## What you should do:
Look at the entries below and reproduce them exactly.

## Listed records:

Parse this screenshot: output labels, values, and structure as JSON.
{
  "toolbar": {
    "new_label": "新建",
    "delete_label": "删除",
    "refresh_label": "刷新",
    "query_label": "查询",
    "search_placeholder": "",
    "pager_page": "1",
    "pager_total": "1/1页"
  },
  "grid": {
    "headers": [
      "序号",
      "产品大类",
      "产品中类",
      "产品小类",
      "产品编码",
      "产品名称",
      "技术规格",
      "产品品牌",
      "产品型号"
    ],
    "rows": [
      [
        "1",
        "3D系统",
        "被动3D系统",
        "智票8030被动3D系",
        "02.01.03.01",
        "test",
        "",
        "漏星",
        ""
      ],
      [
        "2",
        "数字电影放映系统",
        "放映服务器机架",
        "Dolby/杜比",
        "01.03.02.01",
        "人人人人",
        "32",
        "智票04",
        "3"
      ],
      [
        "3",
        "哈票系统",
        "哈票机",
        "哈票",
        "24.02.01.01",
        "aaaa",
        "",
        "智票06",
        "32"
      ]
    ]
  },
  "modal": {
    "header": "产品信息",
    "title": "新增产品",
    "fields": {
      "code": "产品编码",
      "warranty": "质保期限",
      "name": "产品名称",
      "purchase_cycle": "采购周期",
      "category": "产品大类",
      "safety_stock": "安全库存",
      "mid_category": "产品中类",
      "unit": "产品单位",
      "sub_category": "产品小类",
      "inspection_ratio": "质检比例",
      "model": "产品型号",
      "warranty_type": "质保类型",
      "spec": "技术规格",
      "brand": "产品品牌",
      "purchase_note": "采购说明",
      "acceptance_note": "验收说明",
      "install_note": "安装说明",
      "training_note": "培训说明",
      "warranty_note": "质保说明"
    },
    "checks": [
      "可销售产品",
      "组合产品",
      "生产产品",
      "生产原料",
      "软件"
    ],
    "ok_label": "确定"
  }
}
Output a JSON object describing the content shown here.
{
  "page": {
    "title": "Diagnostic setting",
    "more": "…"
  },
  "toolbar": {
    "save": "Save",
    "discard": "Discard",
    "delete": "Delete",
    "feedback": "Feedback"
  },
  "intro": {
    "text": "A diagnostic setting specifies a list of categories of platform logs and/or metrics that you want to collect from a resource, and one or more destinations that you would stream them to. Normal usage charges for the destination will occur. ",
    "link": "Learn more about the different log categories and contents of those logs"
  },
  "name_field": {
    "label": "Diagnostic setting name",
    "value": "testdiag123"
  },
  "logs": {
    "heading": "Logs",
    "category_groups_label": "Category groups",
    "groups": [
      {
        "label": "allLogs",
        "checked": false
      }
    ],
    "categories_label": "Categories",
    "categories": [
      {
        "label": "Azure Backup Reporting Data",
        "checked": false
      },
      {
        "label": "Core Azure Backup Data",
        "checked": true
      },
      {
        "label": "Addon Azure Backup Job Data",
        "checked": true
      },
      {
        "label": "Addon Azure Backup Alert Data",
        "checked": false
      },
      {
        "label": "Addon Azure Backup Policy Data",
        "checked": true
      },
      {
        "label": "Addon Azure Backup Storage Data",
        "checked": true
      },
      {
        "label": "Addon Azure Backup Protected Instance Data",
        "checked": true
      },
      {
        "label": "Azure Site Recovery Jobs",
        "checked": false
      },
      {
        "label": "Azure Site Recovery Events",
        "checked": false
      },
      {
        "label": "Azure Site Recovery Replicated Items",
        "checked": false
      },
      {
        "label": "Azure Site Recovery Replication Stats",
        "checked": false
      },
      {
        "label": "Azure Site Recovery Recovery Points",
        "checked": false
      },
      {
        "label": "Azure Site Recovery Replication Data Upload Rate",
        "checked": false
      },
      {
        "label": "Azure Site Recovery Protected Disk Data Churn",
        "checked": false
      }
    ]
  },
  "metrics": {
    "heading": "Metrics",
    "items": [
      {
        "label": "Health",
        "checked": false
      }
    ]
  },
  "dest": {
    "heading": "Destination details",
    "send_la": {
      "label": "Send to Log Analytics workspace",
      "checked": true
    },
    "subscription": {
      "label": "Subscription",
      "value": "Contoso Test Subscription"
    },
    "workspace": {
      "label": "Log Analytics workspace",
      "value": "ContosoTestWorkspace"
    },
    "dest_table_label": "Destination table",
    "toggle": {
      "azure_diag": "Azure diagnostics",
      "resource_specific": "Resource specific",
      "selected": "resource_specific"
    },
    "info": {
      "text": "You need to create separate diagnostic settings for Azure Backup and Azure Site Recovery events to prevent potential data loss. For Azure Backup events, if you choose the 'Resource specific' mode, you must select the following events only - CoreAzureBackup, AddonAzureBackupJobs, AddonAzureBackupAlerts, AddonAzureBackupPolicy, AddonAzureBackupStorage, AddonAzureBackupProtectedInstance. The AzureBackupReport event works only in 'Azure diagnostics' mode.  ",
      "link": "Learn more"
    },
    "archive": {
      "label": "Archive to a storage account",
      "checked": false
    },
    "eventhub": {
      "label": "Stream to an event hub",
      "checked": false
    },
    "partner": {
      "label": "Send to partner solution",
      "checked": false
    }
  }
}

## Answer for this exercise:
Parse this screenshot: output labels, values, and structure as JSON.
{
  "toolbar": {
    "new_label": "新建",
    "delete_label": "删除",
    "refresh_label": "刷新",
    "query_label": "查询",
    "search_placeholder": "",
    "pager_page": "1",
    "pager_total": "1/1页"
  },
  "grid": {
    "headers": [
      "序号",
      "产品大类",
      "产品中类",
      "产品小类",
      "产品编码",
      "产品名称",
      "技术规格",
      "产品品牌",
      "产品型号"
    ],
    "rows": [
      [
        "1",
        "3D系统",
        "被动3D系统",
        "智票8030被动3D系",
        "02.01.03.01",
        "test",
        "",
        "漏星",
        ""
      ],
      [
        "2",
        "数字电影放映系统",
        "放映服务器机架",
        "Dolby/杜比",
        "01.03.02.01",
        "人人人人",
        "32",
        "智票04",
        "3"
      ],
      [
        "3",
        "哈票系统",
        "哈票机",
        "哈票",
        "24.02.01.01",
        "aaaa",
        "",
        "智票06",
        "32"
      ]
    ]
  },
  "modal": {
    "header": "产品信息",
    "title": "新增产品",
    "fields": {
      "code": "产品编码",
      "warranty": "质保期限",
      "name": "产品名称",
      "purchase_cycle": "采购周期",
      "category": "产品大类",
      "safety_stock": "安全库存",
      "mid_category": "产品中类",
      "unit": "产品单位",
      "sub_category": "产品小类",
      "inspection_ratio": "质检比例",
      "model": "产品型号",
      "warranty_type": "质保类型",
      "spec": "技术规格",
      "brand": "产品品牌",
      "purchase_note": "采购说明",
      "acceptance_note": "验收说明",
      "install_note": "安装说明",
      "training_note": "培训说明",
      "warranty_note": "质保说明"
    },
    "checks": [
      "可销售产品",
      "组合产品",
      "生产产品",
      "生产原料",
      "软件"
    ],
    "ok_label": "确定"
  }
}
Output a JSON object describing the content shown here.
{
  "page": {
    "title": "Diagnostic setting",
    "more": "…"
  },
  "toolbar": {
    "save": "Save",
    "discard": "Discard",
    "delete": "Delete",
    "feedback": "Feedback"
  },
  "intro": {
    "text": "A diagnostic setting specifies a list of categories of platform logs and/or metrics that you want to collect from a resource, and one or more destinations that you would stream them to. Normal usage charges for the destination will occur. ",
    "link": "Learn more about the different log categories and contents of those logs"
  },
  "name_field": {
    "label": "Diagnostic setting name",
    "value": "testdiag123"
  },
  "logs": {
    "heading": "Logs",
    "category_groups_label": "Category groups",
    "groups": [
      {
        "label": "allLogs",
        "checked": false
      }
    ],
    "categories_label": "Categories",
    "categories": [
      {
        "label": "Azure Backup Reporting Data",
        "checked": false
      },
      {
        "label": "Core Azure Backup Data",
        "checked": true
      },
      {
        "label": "Addon Azure Backup Job Data",
        "checked": true
      },
      {
        "label": "Addon Azure Backup Alert Data",
        "checked": false
      },
      {
        "label": "Addon Azure Backup Policy Data",
        "checked": true
      },
      {
        "label": "Addon Azure Backup Storage Data",
        "checked": true
      },
      {
        "label": "Addon Azure Backup Protected Instance Data",
        "checked": true
      },
      {
        "label": "Azure Site Recovery Jobs",
        "checked": false
      },
      {
        "label": "Azure Site Recovery Events",
        "checked": false
      },
      {
        "label": "Azure Site Recovery Replicated Items",
        "checked": false
      },
      {
        "label": "Azure Site Recovery Replication Stats",
        "checked": false
      },
      {
        "label": "Azure Site Recovery Recovery Points",
        "checked": false
      },
      {
        "label": "Azure Site Recovery Replication Data Upload Rate",
        "checked": false
      },
      {
        "label": "Azure Site Recovery Protected Disk Data Churn",
        "checked": false
      }
    ]
  },
  "metrics": {
    "heading": "Metrics",
    "items": [
      {
        "label": "Health",
        "checked": false
      }
    ]
  },
  "dest": {
    "heading": "Destination details",
    "send_la": {
      "label": "Send to Log Analytics workspace",
      "checked": true
    },
    "subscription": {
      "label": "Subscription",
      "value": "Contoso Test Subscription"
    },
    "workspace": {
      "label": "Log Analytics workspace",
      "value": "ContosoTestWorkspace"
    },
    "dest_table_label": "Destination table",
    "toggle": {
      "azure_diag": "Azure diagnostics",
      "resource_specific": "Resource specific",
      "selected": "resource_specific"
    },
    "info": {
      "text": "You need to create separate diagnostic settings for Azure Backup and Azure Site Recovery events to prevent potential data loss. For Azure Backup events, if you choose the 'Resource specific' mode, you must select the following events only - CoreAzureBackup, AddonAzureBackupJobs, AddonAzureBackupAlerts, AddonAzureBackupPolicy, AddonAzureBackupStorage, AddonAzureBackupProtectedInstance. The AzureBackupReport event works only in 'Azure diagnostics' mode.  ",
      "link": "Learn more"
    },
    "archive": {
      "label": "Archive to a storage account",
      "checked": false
    },
    "eventhub": {
      "label": "Stream to an event hub",
      "checked": false
    },
    "partner": {
      "label": "Send to partner solution",
      "checked": false
    }
  }
}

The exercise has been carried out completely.